=== Begin Enclosure ===

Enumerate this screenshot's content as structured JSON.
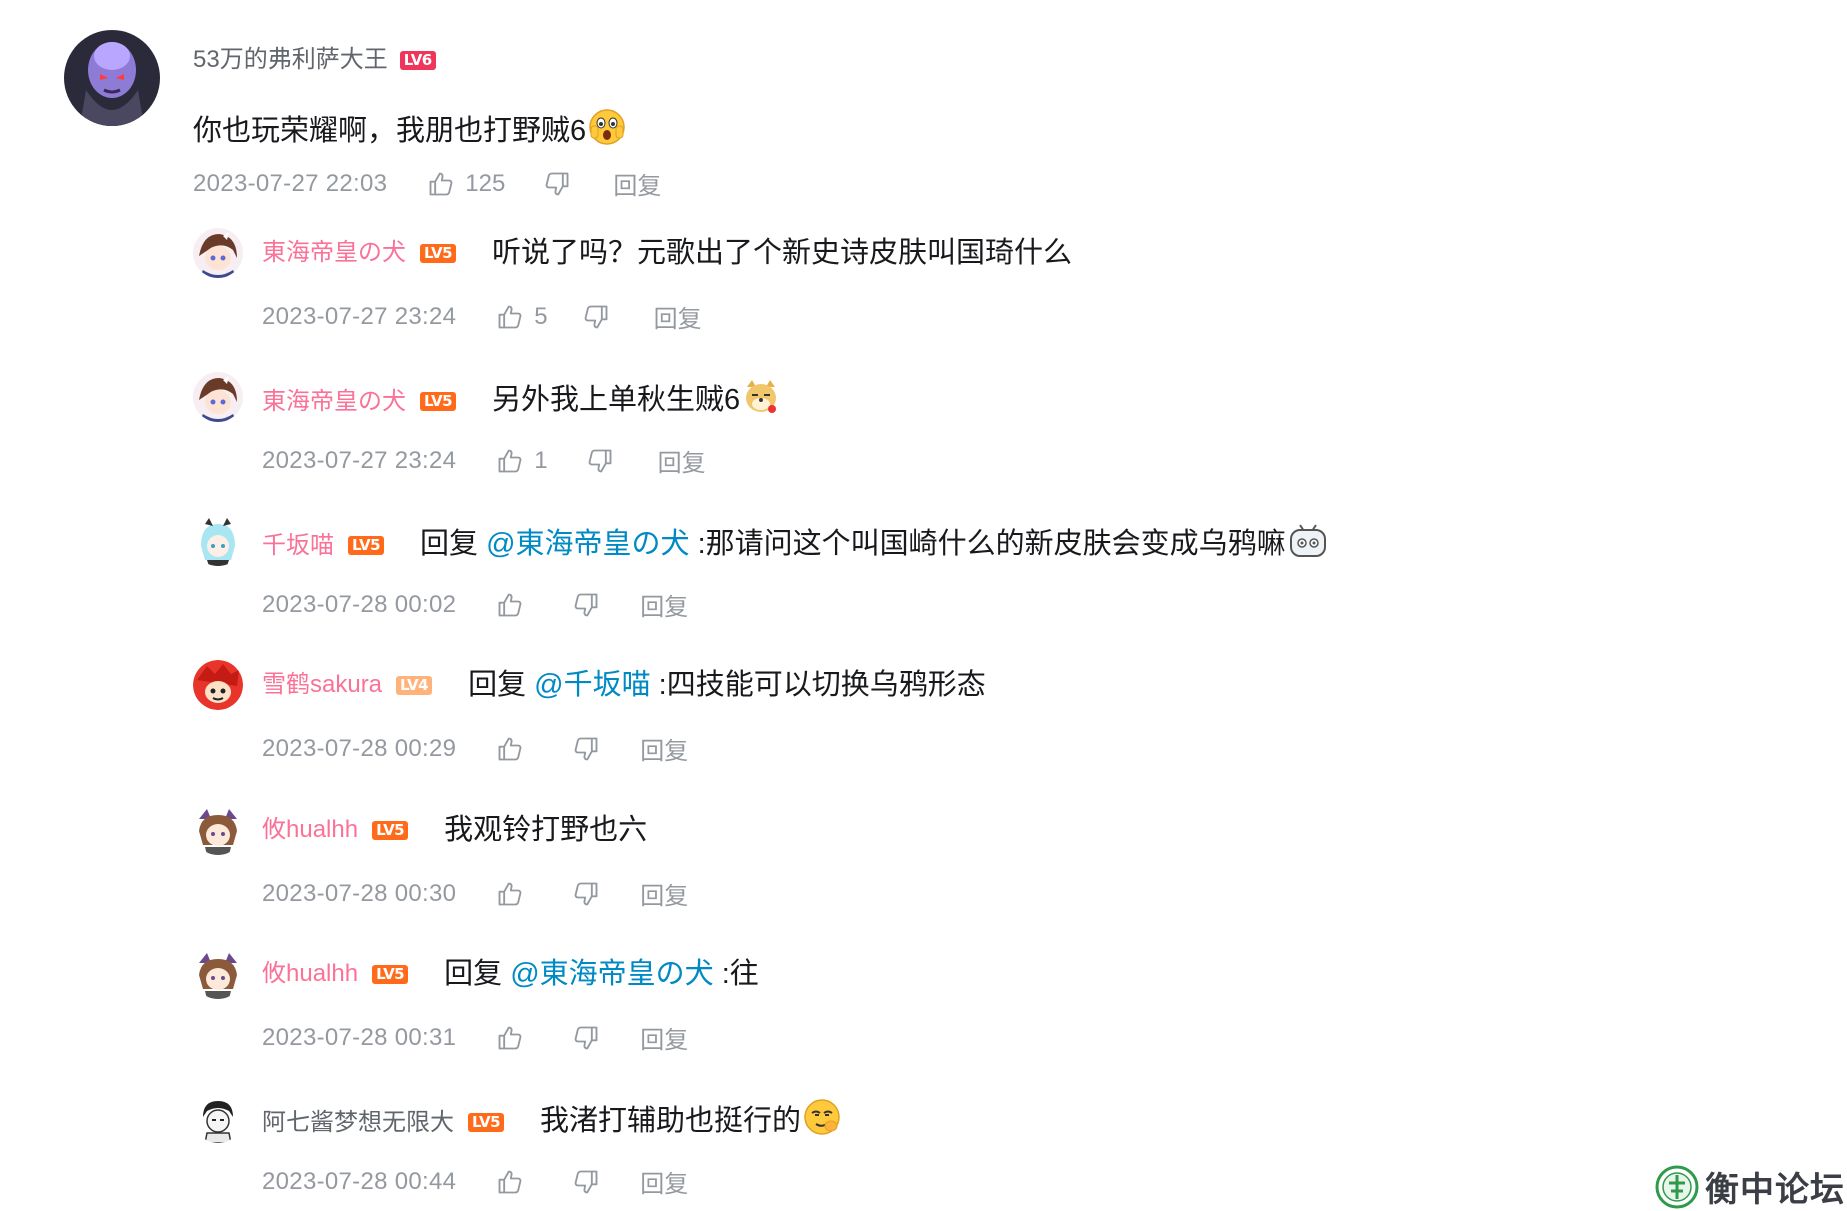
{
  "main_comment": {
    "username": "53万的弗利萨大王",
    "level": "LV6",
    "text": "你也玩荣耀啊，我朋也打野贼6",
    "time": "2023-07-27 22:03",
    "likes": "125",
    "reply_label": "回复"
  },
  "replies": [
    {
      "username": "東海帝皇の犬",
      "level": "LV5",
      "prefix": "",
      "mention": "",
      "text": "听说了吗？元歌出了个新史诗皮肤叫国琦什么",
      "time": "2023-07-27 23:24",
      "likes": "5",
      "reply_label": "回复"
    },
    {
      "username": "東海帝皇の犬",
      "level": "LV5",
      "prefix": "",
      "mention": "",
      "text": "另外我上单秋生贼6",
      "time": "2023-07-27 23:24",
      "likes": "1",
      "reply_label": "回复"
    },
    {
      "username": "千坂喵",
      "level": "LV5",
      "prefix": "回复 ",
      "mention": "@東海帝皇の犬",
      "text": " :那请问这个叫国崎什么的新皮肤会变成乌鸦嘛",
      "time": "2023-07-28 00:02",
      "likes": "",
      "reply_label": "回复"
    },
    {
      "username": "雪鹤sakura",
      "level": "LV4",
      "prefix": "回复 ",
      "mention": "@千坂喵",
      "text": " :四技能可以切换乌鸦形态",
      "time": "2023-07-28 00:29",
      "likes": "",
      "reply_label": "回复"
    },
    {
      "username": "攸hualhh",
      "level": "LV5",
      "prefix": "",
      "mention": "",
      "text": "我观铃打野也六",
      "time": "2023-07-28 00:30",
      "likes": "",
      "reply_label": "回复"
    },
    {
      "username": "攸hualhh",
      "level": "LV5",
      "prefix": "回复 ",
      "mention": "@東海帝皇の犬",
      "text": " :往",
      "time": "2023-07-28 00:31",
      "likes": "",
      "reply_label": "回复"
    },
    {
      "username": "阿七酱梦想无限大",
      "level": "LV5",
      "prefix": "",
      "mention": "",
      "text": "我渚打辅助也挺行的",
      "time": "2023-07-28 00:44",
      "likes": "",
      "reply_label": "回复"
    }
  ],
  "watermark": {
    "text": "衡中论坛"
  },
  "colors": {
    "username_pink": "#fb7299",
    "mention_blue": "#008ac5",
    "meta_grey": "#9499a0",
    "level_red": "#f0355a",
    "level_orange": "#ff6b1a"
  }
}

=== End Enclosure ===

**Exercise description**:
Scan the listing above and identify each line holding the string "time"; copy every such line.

**Exercise output**:
    "time": "2023-07-27 22:03",
      "time": "2023-07-27 23:24",
      "time": "2023-07-27 23:24",
      "time": "2023-07-28 00:02",
      "time": "2023-07-28 00:29",
      "time": "2023-07-28 00:30",
      "time": "2023-07-28 00:31",
      "time": "2023-07-28 00:44",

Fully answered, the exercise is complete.